• Exercise brief
Whenever "accent" appears in a line, please copy that line from the data.

[Page and application data records]
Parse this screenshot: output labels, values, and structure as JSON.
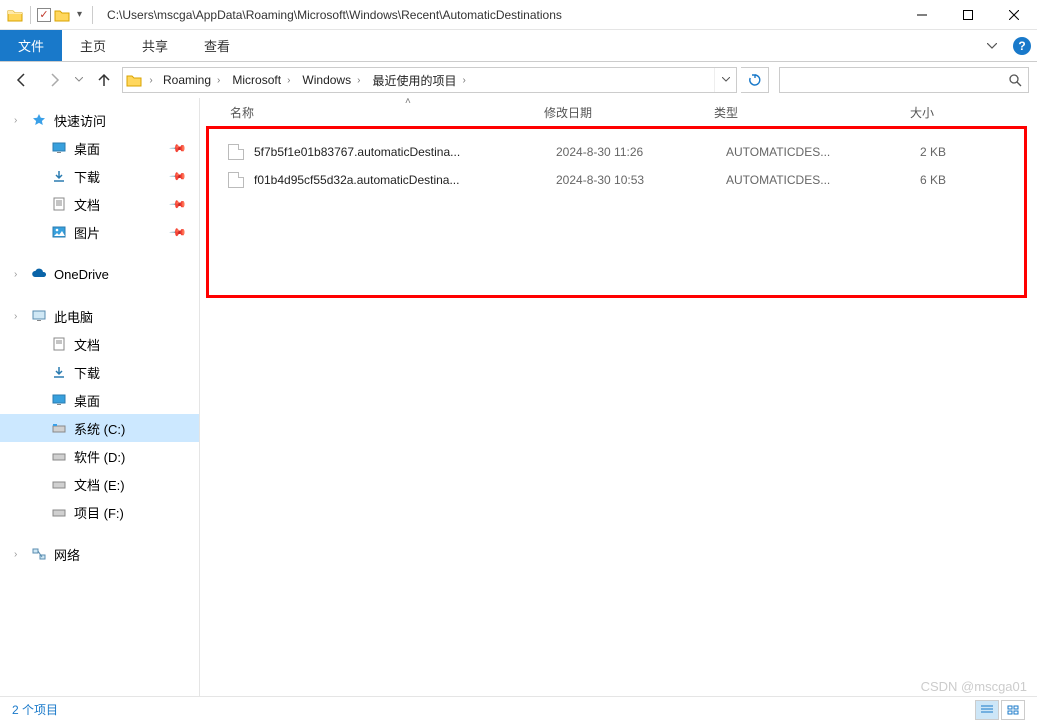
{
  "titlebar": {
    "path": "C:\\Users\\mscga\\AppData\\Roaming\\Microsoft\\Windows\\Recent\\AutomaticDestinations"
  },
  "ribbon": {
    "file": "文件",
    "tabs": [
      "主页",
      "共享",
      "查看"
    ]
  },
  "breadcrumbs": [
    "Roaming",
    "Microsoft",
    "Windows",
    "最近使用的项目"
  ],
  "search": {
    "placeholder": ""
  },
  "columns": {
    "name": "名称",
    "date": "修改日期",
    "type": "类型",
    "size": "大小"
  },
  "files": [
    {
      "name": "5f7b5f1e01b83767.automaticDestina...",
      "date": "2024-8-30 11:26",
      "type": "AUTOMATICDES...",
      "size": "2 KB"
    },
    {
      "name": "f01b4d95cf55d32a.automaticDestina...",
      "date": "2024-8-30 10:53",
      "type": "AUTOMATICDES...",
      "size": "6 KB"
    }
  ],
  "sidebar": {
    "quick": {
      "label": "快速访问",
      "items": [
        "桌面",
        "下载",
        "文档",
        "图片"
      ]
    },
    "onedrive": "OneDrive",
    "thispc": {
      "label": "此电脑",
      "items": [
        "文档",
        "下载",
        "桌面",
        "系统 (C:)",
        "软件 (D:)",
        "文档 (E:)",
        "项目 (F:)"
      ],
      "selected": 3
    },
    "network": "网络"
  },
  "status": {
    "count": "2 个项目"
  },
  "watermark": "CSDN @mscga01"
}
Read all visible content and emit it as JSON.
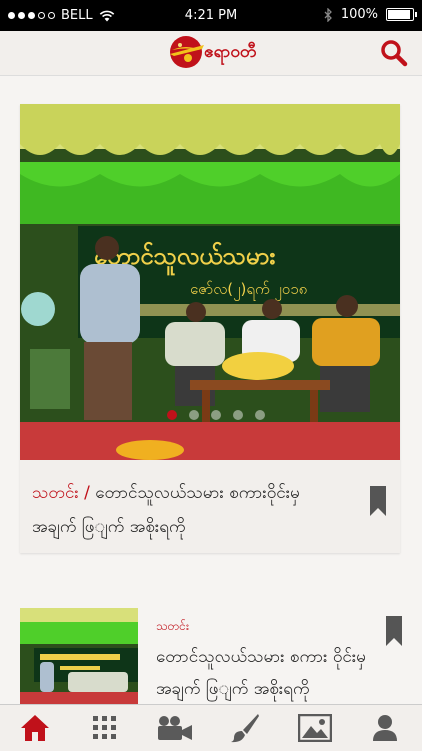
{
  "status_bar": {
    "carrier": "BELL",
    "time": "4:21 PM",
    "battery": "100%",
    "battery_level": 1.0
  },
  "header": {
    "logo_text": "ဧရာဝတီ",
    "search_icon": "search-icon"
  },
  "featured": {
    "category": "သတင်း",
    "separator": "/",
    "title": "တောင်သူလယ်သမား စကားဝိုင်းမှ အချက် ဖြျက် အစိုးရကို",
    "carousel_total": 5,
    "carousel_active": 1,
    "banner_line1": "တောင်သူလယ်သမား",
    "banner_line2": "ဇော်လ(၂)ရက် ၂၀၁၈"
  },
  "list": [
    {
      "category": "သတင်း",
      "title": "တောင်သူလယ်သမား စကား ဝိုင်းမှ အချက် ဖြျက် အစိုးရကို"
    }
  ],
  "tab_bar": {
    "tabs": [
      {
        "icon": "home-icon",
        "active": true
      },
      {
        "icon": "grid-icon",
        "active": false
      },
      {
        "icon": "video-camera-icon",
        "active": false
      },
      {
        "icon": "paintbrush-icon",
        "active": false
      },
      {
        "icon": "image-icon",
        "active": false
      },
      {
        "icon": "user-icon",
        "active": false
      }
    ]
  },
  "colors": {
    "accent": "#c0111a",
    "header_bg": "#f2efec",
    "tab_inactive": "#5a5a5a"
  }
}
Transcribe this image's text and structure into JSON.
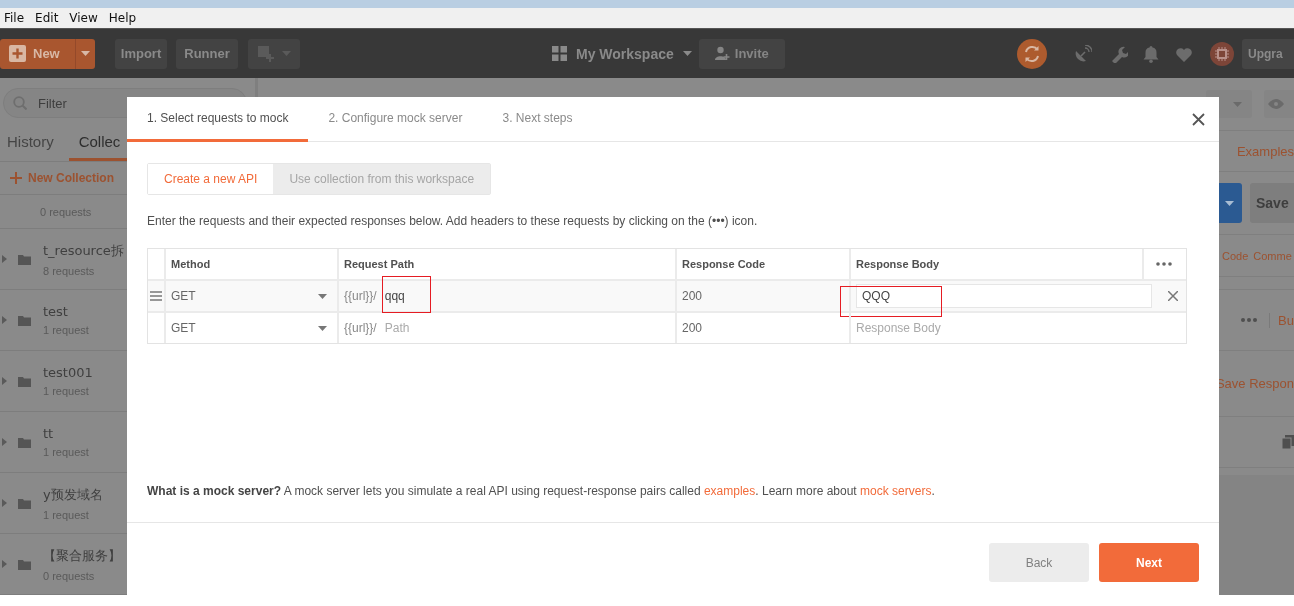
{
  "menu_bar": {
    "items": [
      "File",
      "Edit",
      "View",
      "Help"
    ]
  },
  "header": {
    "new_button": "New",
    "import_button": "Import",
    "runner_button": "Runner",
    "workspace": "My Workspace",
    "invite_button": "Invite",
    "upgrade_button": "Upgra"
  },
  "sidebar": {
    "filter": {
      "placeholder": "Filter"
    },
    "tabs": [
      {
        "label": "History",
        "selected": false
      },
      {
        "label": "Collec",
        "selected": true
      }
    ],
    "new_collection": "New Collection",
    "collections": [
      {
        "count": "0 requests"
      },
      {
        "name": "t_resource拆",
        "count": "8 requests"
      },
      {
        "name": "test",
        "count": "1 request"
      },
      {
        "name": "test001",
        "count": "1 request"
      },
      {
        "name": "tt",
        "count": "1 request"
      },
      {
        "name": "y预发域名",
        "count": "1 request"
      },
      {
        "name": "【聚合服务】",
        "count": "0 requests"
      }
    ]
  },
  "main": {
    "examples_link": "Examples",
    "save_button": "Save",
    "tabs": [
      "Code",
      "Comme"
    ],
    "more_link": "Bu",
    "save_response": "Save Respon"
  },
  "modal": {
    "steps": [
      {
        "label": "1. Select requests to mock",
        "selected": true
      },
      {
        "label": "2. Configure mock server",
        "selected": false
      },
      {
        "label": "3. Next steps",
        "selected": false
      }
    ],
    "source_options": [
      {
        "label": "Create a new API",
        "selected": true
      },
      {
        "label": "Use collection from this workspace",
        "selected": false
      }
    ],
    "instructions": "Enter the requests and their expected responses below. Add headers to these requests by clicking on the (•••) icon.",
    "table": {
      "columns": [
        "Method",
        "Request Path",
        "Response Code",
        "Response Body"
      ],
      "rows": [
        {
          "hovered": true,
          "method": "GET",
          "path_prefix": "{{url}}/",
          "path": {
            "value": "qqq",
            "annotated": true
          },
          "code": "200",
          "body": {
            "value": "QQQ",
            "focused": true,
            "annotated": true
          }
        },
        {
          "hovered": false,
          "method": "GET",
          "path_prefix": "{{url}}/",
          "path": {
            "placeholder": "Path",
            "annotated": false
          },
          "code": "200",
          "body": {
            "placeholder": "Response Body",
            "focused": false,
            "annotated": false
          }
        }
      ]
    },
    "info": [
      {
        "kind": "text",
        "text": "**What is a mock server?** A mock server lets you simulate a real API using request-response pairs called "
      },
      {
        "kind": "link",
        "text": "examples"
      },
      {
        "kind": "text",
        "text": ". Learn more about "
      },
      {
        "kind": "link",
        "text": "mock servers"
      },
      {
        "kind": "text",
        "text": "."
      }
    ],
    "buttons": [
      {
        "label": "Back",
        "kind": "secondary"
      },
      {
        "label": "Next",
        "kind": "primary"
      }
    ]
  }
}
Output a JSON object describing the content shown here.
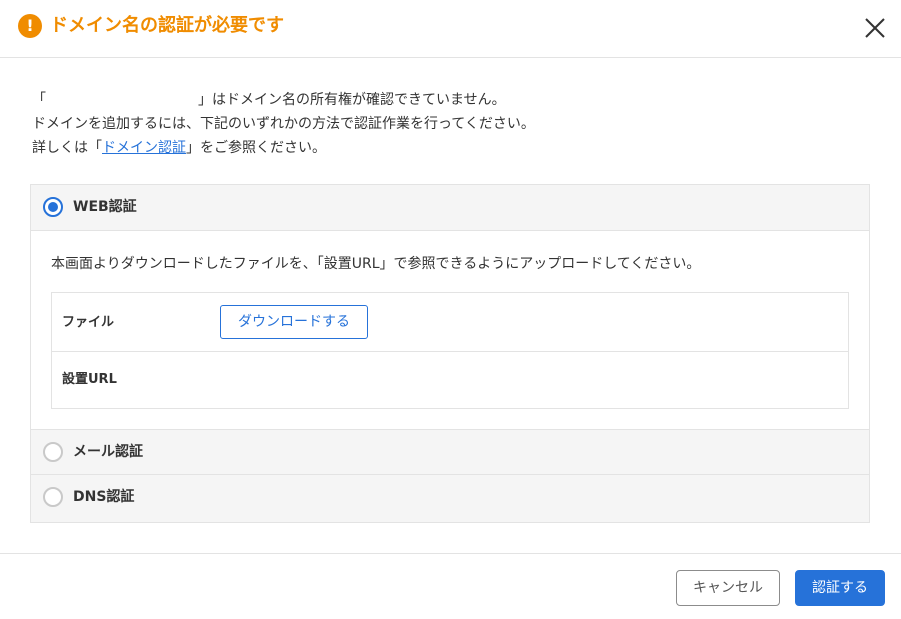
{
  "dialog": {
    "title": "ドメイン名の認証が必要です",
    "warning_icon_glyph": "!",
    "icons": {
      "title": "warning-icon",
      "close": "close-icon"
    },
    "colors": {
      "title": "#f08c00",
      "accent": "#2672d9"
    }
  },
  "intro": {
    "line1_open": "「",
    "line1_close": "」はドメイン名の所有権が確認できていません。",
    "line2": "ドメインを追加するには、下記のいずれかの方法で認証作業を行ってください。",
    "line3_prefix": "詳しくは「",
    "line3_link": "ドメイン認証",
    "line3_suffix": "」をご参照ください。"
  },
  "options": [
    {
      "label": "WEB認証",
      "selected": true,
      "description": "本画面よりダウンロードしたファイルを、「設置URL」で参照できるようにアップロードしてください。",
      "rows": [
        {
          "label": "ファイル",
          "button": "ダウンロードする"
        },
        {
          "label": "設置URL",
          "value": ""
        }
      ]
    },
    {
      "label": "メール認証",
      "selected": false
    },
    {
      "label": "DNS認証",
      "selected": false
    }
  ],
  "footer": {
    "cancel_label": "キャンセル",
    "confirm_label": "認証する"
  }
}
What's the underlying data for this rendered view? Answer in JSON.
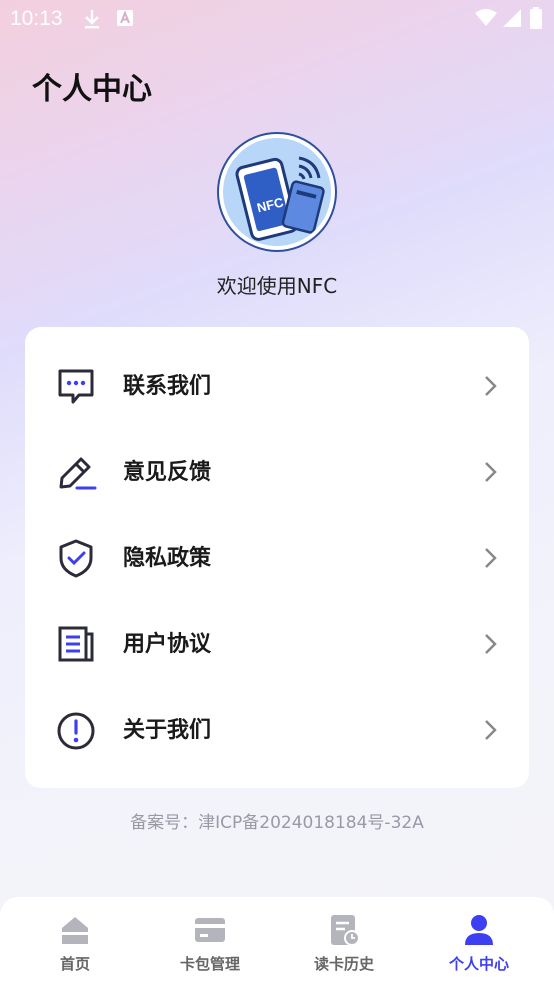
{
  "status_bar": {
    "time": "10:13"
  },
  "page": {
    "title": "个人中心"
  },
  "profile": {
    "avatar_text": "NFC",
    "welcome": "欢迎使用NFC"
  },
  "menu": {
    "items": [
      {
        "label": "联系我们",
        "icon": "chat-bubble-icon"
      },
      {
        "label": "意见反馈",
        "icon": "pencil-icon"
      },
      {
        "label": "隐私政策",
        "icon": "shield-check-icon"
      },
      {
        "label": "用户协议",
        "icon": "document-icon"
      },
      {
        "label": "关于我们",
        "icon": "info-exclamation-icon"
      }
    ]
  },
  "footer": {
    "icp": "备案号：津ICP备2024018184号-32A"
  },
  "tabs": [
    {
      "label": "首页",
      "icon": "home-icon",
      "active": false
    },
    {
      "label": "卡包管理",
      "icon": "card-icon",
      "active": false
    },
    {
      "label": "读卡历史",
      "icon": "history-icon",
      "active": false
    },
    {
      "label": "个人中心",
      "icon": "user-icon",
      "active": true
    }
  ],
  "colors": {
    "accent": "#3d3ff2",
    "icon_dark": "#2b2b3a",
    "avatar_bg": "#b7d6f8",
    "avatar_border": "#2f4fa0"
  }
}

• Output for this exercise
    "accent": "#c0111a",
      "accent": "#2672d9"
    "accent": "#3d3ff2",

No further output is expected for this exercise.